we come together,
and come together again.
in an endless rhythm, since the first vibration Aum
subatomic particles, coalesce. distant stars explode.
human and non-human, cells bloom and split
the seeds in soil hold, green toward sunlight grow
stems and ears stand gold erect, heads knowing with treasure bow
in laboured hands they collect, when brutally threshed they scatter
full grains gathering low, empty husks wind takes blow by blow
individual grains give into the grind, sift into a flour residual
now fine tiny particles, with water gently swirling bound
torn into many handfuls, formed into flatbread rounds
placed warm in many mouthfuls, making many mortals
we come together, we separate, and come together again.
This work was inspired by folk stories and myths surrounding the legend of Jalaram Bapa, considered a Saint in his native Gujarat, who practiced spirituality through providing food for any that came to his ashram. The region's King at the time donated two millstones so Jalaram could grind grains to make flour. Rotla, a traditional flatbread was and is made and served to all visitors to the ashram in Virpur to this day.
The day of the event, coincidentally (though unplanned) fell on the day after Saint's birthday (the seventh day of the month of Shukla, which fell on 19th Nov 2023) This day was also a specially powerful day astrologically as the planet Ceres (whom ancient Greeks considered the Goddess of Grains was in a very powerful aspect with the Sun and Mars.
Before the grinding, during the day Rebecca and I threshed and winnowed the grains, separating the husks from the kernels. It was satisfying work, and often felt cathartic and required a level of toughness, applying force to enable the husk to come away from the grain. We experimented using various different actions to blow the chaff away once it had come loose and this was in contrast a playful and more gentle action. The process drew out of our bodies both brute force and refinement. Using our bodies in this way allowed us to know the Grain, to feel it's journey, experience it's language and hear it's voice. We were in dialogue with it throughout the process.
Once the grains were cleaned of any husks and debris they were ready to grind. Members of the public had been invited to come and grind the grains and make rotla to eat together. As evening arrived people huddled in from the cold. We talked about the stories of the grains, about the seed sankalpa and the summer harvest. Some of those who had taken part in the sowing and harvesting were present to share their experience with others. I asked people to use their intuition, listening to their bodies and senses to inform and instruct them when grinding the grains. First we used the hand pestle and mortars, and then we used electric stone mills. We then each took some flour in a bowl and made dough, again using our intuitive senses. Once the dough was ready we created rotla, which were shaped into flatbreads by hand, then roasted on a smooth flat griddle pan or tawa. The bread was shared with everyone tasting the different variations created by everyone. To accompany the flatbread we had an artist made chutney courtesy of Janhavi Sharma, made with green tomatoes from Primary's Garden, and some we made using the pestle and mortars with fresh herbs from the Garden.

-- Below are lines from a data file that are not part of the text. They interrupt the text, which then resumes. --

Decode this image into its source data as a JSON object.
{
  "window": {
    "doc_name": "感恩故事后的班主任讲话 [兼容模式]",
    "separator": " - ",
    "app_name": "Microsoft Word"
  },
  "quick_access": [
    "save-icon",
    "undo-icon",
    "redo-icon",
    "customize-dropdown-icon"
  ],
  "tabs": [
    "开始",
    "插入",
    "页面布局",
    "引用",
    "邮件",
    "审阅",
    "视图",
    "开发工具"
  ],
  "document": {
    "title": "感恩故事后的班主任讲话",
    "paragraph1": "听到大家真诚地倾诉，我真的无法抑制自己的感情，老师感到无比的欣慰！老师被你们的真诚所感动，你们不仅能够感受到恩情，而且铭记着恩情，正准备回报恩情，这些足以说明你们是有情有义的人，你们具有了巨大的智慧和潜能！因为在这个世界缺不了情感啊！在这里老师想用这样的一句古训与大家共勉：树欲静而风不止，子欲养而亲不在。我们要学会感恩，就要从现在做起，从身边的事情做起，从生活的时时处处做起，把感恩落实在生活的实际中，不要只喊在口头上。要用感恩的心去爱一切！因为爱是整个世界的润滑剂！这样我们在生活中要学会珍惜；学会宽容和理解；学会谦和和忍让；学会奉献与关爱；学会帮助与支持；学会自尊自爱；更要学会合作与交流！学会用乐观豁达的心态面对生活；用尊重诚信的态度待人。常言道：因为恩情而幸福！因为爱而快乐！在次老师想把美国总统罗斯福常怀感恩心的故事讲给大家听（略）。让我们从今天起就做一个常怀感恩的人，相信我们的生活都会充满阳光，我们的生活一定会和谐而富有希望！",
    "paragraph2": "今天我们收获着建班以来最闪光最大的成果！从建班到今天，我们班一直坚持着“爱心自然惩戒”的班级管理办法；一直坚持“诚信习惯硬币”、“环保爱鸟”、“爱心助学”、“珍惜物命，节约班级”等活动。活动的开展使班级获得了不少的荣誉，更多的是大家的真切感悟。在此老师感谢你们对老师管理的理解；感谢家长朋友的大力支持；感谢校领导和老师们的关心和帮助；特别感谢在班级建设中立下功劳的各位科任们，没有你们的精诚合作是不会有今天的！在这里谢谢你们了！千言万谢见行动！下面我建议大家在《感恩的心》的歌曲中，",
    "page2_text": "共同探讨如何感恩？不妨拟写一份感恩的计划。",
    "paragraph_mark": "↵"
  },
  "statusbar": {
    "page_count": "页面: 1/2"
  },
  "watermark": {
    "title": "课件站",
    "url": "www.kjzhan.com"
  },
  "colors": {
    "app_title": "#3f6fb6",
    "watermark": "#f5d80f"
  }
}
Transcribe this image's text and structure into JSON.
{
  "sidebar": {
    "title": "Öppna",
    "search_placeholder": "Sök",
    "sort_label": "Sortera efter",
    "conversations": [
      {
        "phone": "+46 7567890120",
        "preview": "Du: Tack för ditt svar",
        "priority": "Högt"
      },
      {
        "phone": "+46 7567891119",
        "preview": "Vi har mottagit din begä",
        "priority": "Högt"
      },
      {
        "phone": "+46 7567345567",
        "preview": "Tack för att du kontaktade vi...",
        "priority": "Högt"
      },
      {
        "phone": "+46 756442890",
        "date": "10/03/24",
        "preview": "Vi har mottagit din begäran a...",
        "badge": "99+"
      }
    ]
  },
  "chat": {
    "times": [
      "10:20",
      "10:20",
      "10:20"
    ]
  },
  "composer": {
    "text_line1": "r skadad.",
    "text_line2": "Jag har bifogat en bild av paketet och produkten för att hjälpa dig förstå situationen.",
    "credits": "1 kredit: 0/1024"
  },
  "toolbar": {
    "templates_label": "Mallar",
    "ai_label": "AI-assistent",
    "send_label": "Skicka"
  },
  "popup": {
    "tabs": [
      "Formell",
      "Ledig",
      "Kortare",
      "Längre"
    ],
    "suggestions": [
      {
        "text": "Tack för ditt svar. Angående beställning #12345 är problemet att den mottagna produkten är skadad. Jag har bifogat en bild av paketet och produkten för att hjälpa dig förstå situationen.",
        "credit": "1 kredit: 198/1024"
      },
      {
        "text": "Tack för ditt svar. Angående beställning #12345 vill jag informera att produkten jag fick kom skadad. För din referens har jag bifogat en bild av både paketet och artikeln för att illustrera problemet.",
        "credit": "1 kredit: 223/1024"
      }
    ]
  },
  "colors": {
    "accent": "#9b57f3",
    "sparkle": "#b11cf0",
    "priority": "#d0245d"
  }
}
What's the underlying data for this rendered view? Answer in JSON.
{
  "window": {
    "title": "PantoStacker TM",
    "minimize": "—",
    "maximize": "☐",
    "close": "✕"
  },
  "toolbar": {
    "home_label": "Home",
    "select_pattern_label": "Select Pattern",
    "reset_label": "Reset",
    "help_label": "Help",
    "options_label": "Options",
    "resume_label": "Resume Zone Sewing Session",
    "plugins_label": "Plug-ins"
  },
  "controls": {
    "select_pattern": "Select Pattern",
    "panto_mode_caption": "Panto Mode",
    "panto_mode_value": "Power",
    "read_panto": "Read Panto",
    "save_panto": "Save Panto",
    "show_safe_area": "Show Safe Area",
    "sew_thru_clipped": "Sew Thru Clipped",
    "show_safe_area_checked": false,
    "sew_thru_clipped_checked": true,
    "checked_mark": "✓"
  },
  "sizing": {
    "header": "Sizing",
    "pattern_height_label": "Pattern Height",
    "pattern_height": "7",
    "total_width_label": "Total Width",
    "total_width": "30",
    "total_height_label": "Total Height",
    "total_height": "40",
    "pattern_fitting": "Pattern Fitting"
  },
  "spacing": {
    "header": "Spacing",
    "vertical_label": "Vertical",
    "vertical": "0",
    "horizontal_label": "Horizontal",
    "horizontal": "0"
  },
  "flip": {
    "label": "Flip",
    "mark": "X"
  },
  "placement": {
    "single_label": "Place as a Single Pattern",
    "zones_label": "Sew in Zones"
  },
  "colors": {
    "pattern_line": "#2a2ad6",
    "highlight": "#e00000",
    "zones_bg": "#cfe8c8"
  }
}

In the spring seed sankalpa ceremony, I had read aloud the Palestinian Poem: The Seed Keepers, and now six months later the world was witnessing the most recent and horrific violence of the Israel-Palestine conflict. It felt poignant to re-read the poem again at the end of the session.
The grains that were sown in the seed sankalpa ceremony and then harvested in the summer were collected by Kimberley Bell, who runs Small Food Bakery at Primary. Kim works with local growers and millers to develop sustainable food for the local community and is host to UK Grain Lab.
I was invited by Rebecca Beinart, curator of the Noursihment Programme at Primary in Nottingham to hold an event using the Grains of Wheat, Barley Rye and Oats we had sown in the spring and harvested in the summer to devise and hold this session in Nov 2023.
Gratitude to Rebecca Beinart of Primary for inviting me to hold the session, and to Ismail Khokon for recording the event in the beautiful photographs below.